▶ Task goal: Scan the listing below for the string "true" and copy each line where it turns up.

# # #

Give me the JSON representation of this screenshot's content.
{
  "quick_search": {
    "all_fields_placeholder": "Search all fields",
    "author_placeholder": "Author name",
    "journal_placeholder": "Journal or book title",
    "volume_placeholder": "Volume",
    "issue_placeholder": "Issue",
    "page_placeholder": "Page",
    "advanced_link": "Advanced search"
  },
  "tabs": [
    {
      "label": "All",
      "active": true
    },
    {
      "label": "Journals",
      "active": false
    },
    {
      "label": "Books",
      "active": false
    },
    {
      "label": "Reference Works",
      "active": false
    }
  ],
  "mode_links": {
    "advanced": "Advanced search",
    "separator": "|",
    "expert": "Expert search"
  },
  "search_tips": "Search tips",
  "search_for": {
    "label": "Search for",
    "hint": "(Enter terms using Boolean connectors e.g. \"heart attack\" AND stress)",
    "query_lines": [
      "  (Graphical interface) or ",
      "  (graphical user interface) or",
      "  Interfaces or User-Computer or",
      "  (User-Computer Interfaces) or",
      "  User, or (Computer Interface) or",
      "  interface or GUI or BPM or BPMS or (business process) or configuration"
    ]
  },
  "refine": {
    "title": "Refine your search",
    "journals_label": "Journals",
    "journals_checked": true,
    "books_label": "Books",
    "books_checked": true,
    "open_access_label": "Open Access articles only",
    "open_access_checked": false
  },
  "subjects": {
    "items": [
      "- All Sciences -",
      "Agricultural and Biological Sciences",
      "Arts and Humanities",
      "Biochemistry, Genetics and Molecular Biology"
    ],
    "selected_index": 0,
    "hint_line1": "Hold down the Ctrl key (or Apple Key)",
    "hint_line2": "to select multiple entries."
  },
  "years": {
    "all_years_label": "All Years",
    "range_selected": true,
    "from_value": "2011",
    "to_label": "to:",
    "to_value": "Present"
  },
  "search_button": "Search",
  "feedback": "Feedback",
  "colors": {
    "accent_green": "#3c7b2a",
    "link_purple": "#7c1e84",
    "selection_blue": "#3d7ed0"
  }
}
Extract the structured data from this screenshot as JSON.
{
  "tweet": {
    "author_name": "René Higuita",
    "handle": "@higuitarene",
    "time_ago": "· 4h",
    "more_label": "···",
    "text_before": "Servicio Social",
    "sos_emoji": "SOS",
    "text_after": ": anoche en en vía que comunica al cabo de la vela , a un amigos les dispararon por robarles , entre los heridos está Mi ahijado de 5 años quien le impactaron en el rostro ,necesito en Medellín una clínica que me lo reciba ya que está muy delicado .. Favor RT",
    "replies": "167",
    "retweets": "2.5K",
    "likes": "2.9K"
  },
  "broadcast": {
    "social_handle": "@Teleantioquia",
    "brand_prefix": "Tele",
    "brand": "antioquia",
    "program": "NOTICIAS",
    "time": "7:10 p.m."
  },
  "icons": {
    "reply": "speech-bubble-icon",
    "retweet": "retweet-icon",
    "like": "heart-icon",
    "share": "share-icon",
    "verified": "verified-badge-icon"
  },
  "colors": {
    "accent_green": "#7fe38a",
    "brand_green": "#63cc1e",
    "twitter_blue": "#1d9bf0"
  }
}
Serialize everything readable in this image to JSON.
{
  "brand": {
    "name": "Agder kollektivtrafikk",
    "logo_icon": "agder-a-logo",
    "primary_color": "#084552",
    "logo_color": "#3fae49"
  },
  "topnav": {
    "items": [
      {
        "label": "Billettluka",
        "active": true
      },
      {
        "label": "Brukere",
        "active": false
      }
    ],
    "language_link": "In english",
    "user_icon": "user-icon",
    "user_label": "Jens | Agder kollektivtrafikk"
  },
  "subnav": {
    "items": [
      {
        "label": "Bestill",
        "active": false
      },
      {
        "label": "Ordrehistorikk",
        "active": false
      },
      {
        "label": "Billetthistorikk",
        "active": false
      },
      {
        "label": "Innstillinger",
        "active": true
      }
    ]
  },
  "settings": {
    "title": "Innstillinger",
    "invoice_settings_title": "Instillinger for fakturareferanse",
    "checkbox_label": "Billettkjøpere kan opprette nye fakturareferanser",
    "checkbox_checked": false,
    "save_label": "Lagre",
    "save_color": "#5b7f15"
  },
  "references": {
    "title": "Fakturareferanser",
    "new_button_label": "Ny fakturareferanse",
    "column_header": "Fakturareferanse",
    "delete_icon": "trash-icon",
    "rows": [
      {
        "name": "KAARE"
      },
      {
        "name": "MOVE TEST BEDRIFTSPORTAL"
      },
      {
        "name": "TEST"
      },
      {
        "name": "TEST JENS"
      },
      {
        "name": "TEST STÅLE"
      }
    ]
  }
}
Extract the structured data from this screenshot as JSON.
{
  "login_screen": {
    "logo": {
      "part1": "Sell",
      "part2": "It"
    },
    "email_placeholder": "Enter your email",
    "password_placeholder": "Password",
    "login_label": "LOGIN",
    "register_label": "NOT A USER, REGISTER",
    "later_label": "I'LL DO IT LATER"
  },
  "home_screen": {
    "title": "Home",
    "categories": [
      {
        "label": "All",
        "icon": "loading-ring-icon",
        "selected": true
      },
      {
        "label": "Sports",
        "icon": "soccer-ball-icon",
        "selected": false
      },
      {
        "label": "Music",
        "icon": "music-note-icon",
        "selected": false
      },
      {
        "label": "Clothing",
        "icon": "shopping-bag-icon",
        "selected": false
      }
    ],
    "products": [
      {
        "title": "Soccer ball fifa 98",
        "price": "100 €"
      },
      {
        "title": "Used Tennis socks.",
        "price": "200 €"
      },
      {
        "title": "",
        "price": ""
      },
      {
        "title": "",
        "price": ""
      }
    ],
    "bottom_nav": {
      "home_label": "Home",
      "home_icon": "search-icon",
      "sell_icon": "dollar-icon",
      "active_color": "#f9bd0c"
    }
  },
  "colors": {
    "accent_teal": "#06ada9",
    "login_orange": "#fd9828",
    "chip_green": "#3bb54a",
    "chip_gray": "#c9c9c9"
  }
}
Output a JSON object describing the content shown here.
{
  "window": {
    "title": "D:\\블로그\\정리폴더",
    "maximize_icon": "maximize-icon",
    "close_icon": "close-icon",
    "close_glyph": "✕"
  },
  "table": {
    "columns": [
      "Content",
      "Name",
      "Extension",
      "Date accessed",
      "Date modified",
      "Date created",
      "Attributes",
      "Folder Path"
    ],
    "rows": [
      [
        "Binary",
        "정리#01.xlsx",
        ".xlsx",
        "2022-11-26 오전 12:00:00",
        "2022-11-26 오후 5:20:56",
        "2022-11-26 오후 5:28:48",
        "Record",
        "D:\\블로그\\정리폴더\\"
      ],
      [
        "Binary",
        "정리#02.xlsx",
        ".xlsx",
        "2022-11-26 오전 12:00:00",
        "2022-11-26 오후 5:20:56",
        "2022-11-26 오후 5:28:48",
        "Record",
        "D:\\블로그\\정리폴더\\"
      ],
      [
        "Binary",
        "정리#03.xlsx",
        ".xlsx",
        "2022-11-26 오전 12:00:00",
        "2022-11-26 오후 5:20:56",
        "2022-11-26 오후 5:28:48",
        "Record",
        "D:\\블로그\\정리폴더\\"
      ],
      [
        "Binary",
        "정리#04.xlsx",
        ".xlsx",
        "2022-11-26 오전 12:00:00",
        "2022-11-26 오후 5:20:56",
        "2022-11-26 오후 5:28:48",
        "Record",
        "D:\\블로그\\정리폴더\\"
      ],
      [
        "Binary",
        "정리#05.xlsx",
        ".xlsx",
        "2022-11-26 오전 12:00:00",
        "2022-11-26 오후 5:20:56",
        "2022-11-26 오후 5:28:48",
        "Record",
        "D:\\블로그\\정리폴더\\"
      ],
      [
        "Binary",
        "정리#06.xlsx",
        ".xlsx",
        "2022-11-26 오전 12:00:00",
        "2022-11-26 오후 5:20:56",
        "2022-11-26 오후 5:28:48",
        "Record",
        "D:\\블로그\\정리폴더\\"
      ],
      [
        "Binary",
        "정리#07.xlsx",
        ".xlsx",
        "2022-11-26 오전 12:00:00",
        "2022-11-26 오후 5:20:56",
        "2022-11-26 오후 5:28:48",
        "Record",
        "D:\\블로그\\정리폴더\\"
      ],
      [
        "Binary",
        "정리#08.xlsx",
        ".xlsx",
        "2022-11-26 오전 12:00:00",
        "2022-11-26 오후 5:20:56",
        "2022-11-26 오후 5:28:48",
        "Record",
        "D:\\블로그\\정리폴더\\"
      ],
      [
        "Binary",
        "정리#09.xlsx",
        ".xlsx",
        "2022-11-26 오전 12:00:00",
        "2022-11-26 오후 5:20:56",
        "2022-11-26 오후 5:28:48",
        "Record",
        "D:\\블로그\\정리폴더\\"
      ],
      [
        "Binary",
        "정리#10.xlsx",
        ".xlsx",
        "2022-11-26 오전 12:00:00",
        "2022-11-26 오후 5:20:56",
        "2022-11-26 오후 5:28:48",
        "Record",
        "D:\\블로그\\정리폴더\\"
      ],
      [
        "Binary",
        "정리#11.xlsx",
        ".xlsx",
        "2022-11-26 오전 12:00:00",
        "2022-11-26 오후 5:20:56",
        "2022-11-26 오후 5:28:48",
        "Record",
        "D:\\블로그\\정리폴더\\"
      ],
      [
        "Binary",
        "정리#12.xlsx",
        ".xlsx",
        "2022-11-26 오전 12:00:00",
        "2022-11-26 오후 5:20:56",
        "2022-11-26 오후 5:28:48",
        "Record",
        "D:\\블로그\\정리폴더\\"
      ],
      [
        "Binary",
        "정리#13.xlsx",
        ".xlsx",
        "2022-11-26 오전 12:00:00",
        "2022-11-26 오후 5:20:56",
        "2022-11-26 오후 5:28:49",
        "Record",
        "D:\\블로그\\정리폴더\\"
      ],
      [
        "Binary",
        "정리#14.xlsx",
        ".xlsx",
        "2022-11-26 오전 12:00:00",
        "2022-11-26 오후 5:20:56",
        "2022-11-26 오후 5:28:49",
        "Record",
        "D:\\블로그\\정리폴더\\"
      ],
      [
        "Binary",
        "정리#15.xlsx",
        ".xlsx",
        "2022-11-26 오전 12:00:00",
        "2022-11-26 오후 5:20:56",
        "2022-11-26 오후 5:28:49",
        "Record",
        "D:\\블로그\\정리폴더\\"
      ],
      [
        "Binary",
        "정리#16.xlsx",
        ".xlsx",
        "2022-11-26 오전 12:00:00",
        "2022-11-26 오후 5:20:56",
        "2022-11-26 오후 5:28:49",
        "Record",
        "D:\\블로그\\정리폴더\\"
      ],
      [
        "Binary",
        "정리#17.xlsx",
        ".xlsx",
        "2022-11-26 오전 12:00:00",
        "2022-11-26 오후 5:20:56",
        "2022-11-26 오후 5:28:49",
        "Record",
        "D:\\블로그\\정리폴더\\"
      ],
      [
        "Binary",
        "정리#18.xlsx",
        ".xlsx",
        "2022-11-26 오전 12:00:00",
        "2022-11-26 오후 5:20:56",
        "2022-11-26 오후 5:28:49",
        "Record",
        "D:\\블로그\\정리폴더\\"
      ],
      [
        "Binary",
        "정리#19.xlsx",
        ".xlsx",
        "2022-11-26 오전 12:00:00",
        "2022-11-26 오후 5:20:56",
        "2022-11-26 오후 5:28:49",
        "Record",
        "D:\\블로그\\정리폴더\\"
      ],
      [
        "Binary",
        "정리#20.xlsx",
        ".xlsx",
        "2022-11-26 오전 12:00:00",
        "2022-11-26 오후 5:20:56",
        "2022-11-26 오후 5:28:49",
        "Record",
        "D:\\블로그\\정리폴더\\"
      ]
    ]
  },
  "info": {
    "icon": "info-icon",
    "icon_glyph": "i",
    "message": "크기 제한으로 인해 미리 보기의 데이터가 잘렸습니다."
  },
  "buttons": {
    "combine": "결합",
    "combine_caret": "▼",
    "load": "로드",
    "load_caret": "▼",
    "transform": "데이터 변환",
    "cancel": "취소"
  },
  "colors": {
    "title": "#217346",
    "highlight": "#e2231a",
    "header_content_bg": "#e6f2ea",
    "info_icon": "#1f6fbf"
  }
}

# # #

▶ Completed exercise:
      "active": true
    "journals_checked": true,
    "books_checked": true,
    "range_selected": true,
        "active": true
        "active": true
        "selected": true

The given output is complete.